1. Introduction to mental health and mental illness: human connectedness and the collaborative consumer narrative Nicholas Procter, Amy Baker, Kirsty Baker, Lisa Hodge and Monika Ferguson; 2. Learning through human connectedness on clinical placement: translation to practice Denise McGarry; 3. Maori mental health Jacquie Kidd and Kerri Butler; 4. The social and emotional well-being of Aboriginal Australians and the collaborative consumer narrative Debra Hocking; 5. Assessment of mental health and mental illness Terry Froggatt and Susan Sumskis; 6. Use of psychotropic medications in mental health care Mark Loughhead, Simon Bell and Nicholas Procter; 7. Legal and ethical aspects in mental health care Helen P. Hamer, Debra Lampshire and Terry Froggatt; 8. Mental health and substance use Rhonda L. Wilson; 9. Nutrition, physical health and behaviour change Denise McGarry and Anne Storey; 10. Mental health of people of immigrant and refugee backgrounds Nicholas Procter, Amy Baker, Mary Anne Kenny and Monika Ferguson; 11. Gender, sexuality and mental health Helen P. Hamer, Joe MacDonald, Jane Barrington and Debra Lampshire; 12. Mental health of children and young people Rhonda L. Wilson and Serena Riley; 13. Mental health of older people Helen P. Hamer, Debra Lampshire and Sue Thompson; 14. Rural and regional mental health Rhonda L. Wilson; 15. E-mental health Rhonda L. Wilson; 16. Mental health in the interprofessional context Denise McGarry and Anne Storey; 17. Conclusions: leadership and mentoring for mental health practice Nicholas Procter and Mark Loughhead.
Written by an expert author team, Mental Health: A person-centred approach supports the development of high-quality, person-centred care.

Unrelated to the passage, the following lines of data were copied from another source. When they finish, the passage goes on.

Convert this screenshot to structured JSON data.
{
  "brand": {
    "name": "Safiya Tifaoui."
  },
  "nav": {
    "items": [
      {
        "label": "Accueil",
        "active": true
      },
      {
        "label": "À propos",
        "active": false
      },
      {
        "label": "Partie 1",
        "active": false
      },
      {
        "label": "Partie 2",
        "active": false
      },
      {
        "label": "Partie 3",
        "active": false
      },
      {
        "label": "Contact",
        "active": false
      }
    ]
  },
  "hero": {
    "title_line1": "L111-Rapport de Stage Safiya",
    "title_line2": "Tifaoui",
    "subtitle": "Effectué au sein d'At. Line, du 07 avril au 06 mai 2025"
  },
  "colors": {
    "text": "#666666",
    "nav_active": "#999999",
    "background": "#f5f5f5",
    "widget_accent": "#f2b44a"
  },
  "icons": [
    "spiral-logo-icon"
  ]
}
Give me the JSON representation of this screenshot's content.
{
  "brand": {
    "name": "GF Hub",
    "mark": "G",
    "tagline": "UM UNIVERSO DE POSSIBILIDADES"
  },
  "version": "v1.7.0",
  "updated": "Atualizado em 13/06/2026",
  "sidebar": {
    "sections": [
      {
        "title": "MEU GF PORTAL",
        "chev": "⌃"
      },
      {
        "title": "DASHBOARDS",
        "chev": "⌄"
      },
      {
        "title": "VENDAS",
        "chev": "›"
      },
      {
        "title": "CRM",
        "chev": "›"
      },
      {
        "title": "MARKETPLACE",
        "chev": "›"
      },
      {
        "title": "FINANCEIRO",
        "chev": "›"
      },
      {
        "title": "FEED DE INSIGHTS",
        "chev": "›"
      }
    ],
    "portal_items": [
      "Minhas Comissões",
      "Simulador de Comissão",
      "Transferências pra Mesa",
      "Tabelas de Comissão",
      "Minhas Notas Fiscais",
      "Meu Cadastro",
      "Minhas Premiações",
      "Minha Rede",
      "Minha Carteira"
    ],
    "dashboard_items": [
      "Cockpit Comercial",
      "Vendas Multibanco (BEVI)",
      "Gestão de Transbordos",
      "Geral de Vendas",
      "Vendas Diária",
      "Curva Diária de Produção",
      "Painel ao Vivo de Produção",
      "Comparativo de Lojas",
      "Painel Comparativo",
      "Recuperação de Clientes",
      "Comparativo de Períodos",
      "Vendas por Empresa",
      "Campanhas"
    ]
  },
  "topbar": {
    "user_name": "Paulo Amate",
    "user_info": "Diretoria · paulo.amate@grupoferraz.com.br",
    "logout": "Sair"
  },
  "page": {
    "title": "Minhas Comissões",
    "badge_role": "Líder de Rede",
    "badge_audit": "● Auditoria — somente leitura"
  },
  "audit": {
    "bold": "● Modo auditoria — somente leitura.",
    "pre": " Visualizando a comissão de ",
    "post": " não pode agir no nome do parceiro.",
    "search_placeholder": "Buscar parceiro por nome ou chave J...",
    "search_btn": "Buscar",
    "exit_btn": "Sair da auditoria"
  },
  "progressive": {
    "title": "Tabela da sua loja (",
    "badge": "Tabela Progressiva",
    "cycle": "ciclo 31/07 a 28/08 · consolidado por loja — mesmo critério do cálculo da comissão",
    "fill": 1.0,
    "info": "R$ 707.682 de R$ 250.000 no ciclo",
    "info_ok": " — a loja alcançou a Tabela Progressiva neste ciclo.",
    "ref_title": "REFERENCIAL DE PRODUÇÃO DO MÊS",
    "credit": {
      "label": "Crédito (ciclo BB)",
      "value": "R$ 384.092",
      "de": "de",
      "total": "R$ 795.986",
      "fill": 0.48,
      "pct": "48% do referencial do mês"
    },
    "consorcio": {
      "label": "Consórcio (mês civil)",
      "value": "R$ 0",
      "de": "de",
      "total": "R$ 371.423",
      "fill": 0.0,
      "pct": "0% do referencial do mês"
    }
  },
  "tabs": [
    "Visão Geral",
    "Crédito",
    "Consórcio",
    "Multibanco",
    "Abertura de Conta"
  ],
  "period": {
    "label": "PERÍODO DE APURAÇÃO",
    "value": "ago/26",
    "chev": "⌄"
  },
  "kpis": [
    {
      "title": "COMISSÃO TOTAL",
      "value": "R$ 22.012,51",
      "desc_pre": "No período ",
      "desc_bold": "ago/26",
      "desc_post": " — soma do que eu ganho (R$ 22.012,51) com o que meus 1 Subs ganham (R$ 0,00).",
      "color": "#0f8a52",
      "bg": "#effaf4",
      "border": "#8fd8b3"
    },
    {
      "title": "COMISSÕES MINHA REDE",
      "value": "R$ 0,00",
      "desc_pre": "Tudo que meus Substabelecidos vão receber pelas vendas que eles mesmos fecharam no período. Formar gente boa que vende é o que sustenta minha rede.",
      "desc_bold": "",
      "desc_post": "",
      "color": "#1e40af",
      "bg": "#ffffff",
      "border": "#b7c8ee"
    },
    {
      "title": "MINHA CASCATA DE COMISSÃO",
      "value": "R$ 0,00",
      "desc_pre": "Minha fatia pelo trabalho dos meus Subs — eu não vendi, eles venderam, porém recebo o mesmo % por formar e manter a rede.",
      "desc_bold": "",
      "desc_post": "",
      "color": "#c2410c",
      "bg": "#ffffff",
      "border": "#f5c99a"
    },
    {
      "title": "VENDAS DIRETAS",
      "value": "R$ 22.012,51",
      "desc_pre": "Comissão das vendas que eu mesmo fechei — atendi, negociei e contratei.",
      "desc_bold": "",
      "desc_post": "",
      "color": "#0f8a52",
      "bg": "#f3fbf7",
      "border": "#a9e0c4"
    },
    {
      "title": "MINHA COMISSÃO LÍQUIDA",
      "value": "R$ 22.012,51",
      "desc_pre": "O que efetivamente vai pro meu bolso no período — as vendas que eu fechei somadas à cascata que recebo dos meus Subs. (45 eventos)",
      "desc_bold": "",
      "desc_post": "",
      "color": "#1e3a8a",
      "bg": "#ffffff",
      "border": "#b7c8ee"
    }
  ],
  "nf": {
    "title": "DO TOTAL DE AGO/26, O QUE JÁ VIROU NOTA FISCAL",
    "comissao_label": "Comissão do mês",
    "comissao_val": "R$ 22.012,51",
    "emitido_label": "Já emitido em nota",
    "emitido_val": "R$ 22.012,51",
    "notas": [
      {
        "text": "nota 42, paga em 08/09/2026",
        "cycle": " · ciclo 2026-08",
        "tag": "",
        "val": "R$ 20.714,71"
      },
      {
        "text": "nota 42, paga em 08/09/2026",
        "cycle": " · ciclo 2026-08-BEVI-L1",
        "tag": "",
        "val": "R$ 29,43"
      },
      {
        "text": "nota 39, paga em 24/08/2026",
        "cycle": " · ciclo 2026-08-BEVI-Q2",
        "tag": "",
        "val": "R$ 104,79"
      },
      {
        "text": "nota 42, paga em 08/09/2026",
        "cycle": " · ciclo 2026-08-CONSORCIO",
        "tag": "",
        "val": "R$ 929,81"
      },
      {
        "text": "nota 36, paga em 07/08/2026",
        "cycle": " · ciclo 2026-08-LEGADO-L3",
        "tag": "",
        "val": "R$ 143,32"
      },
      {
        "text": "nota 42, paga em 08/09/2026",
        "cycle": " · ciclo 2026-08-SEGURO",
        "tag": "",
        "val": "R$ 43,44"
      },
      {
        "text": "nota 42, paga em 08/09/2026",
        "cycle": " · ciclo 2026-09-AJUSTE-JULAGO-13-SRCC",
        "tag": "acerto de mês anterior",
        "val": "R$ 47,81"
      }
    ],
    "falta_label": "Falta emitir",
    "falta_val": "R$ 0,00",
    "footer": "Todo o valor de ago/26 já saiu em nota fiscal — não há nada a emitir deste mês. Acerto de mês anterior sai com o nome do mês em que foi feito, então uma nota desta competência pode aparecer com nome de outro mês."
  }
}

Nicholas Procter is the University of South Australia's Inaugural Professor and Chair: Mental Health Nursing, and convenor of the Mental Health and Substance Use Research Group, located within the Sansom Institute for Health Research. The strategic intent of Professor Procter's work is to partner with people and organisations who can use research and practice to make a difference outside of academia, particularly in trauma informed practice, person centered care, mental health service delivery and public policy. He is also an adjunct professor at the University of Tasmania. Helen P. Hamer is an independent consultant with many years of experience of mental health nursing. Helen's research focuses on citizenship, human rights and social justice for people with mental health problems; social inclusion, reducing stigma and discrimination, mental health law, therapeutic jurisprudence and procedural justice. Helen is recognised internationally as a leader in the development of service users as co-researchers and academics and the facilitation of recovery-focused and trauma-informed practice. Helen holds honorary lecturer positions at the School of Nursing at the University of Auckland and at the Program for Recovery and Community Health, Department of Psychiatry, Yale University. Helen is also a regular volunteer at a psychiatric hospital in Vietnam supported by the New Zealand Vietnamese Health Trust, Christchurch. Denise McGarry is a credentialed mental health nurse and a fellow of the Australian College of Mental Health Nurses. She teaches at the Australian Catholic University in the School of Nursing, Midwifery and Paramedicine as a lecturer in mental health. In this capacity she enjoys working with nursing and paramedic students. Rhonda L. Wilson is Associate Professor of E-Mental Health at the Institute of Clinical Research, Unit of Telepsychiatry E-Mental Health, Faculty of Health Services, University of Southern Denmark. She is an adjunct academic mental health nurse at the University of New England, Armidale, New South Wales, Australia and at the Torrens Resilience Institute, Flinders University of South Australia. Rhonda has a wide experience in clinical mental health nursing in rural and regional Australia, and in teaching nursing and mental health curriculums to undergraduate and post graduate students. Her mental health research focus is to develop and conduct clinical trials of innovative digital interventions to promote mental health, well-being and recovery to diverse and hard-to-reach populations across the world. Terry Froggatt is Head - Health and Social Wellbeing at the Nan Tien Institute overseeing post graduate degree courses and research. Terry has extensive clinical and managerial experience in Mental Health. He is a credentialed Mental Health Nurse, Vice President and Fellow of the AUstralian College of Mental Health Nurses and a facilitator of the Commonwealth Governments - Mental Health Professionals Network. Terry is also a University of Wollongong, New South Wales, Senior Honorary Fellow. Terry has international experience assisting organisations in the growth and development of their people. Terry has worked collaboratively, with academics and practitioners', in Australia and overseas, in the field of organisational leadership, culture and climate, environmental sustainability and mental health.